while walking back home, we then spotted this Trick Art Museum! thank God we used another unusual route back home and managed to get into this just in time! had so much fun and busy taking lots of funny pictures in my dslr in a short span of time as we’re actually rushing to the airport as well. so, i’m only having this particular picture in my phone, featuring the magic mirror again!
Today we went to お台場 (Odaiba), mainly for the 東京トリックアート迷宮館 (Toukyou Torikku Aato Meikyuu-kan, Tokyo Trick Art Museum) but also to look around Odaiba and have a good time.

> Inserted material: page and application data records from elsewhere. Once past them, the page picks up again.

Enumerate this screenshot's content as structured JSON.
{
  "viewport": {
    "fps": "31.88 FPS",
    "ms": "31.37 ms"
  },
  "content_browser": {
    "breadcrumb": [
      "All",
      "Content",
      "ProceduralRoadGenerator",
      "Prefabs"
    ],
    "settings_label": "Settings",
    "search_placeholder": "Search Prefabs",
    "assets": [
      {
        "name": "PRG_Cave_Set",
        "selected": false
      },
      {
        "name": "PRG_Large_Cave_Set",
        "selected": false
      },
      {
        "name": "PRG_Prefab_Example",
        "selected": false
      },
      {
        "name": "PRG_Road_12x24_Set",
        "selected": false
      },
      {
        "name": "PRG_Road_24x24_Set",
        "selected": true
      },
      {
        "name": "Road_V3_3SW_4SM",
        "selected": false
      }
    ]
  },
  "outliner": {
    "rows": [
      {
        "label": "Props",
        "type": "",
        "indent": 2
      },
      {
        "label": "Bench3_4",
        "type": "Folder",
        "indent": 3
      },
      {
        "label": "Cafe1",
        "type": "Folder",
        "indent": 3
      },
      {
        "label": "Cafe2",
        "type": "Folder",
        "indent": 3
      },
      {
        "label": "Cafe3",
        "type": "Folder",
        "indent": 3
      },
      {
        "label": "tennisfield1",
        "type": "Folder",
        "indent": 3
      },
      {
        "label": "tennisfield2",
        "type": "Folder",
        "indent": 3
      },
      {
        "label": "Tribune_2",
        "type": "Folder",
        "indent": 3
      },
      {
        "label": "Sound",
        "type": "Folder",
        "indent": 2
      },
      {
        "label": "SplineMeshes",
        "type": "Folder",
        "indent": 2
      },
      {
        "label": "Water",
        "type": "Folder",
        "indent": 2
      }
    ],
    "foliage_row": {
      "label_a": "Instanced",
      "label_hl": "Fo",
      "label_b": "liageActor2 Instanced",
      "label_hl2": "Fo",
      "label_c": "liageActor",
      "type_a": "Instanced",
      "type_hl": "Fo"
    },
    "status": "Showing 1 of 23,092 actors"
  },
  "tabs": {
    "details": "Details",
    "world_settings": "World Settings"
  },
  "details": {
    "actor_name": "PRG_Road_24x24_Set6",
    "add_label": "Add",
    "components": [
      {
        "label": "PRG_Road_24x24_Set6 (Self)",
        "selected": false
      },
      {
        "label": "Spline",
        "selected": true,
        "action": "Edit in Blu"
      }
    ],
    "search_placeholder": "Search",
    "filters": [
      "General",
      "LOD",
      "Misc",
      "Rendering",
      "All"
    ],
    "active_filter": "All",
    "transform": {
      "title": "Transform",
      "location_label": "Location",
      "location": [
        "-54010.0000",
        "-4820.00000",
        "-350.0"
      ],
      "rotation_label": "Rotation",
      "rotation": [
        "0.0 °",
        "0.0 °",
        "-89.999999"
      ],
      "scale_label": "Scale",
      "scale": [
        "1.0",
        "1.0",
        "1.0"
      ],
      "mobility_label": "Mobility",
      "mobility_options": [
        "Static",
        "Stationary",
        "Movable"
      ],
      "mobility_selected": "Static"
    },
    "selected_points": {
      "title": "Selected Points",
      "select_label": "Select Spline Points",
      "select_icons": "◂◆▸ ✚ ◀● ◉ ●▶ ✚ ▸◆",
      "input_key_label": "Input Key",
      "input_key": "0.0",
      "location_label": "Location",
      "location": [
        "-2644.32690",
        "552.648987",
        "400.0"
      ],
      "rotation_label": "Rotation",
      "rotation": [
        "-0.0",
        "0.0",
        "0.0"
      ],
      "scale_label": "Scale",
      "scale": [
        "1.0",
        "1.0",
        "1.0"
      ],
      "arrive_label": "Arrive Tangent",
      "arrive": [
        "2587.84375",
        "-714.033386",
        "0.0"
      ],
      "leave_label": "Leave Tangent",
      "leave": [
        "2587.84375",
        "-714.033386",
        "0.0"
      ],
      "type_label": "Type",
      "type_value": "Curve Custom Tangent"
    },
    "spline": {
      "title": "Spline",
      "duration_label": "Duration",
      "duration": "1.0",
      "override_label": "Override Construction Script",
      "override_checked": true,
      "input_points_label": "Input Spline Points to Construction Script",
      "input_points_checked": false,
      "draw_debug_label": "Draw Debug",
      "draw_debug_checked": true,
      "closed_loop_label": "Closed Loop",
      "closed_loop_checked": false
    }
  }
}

In this post I’ll only write about the museum and in the next one will contain the rest of the day.
The museum was cool but the tour was way too short (and not that cheap for the amount of time needed: 900 yen). There were a quite lot of people inside so you felt a bit stressed when you tried to take some good photos. But the paintings and illusions were very well made and it was fun to try different poses. Above is some of the better photos we managed to take.
On the morning of Day 2, we toured the east side of the island. We took a taxi to the bus terminal, a bus to the ferry port, and a ferry to Udo Island. Udo Island is a smaller island located northeast of Jeju Island. “Udo” mean “cow” in Chinese, and supposedly the island is shaped like a cow lying down. We rented bikes, and rode halfway around the island on the road by the sea. It was relaxing and peaceful. (We had plans to go other places on Jeju Island so we couldn’t bike all around Udo Island. It’s possible to do so. We didn’t even have the time to take a break on the beautiful white sand beach.) Udo Island was small but inviting. The local specialty of Udo was their peanut-flavored ice cream. It’s a must try, an instant favorite!
Our next stop was the Haenyeo Museum on Jeju. Jeju Island is famous for its “haenyeo,” or female diver. These women were the breadwinners for families inhabiting Jeju. (It was the matrilineal system for the people on Jeju.) Girls were trained at a young age and continued to dive until old age. Haenyeo dive in wearing only a light suit and a mask for seeing. They do not use any special breathing apparatus. Unfortunately, the number of haenyeos are decreasing because most mothers do not want to force their child in doing the work of a haenyeo, which is to dive deep in the waters to harvest clams and shellfish. They are so admirable.
Last on the day’s itinerary was one of Jeju’s trick art museum. It’s exactly as it is named. There are numerous interactive displays and artwork for you to take pictures with.
Though it looks the part at a distance, Atami Castle is not a historic site, but a tourist attraction built in 1959. Its destruction at the end of King Kong vs. Godzilla (1962), a movie which pokes fun at Japanese commercialism, is far from incidental.
We didn’t get to go inside the Trick Art Museum, so I’m not sure if the giant ape on the sign was a direct shout-out to King Kong or not.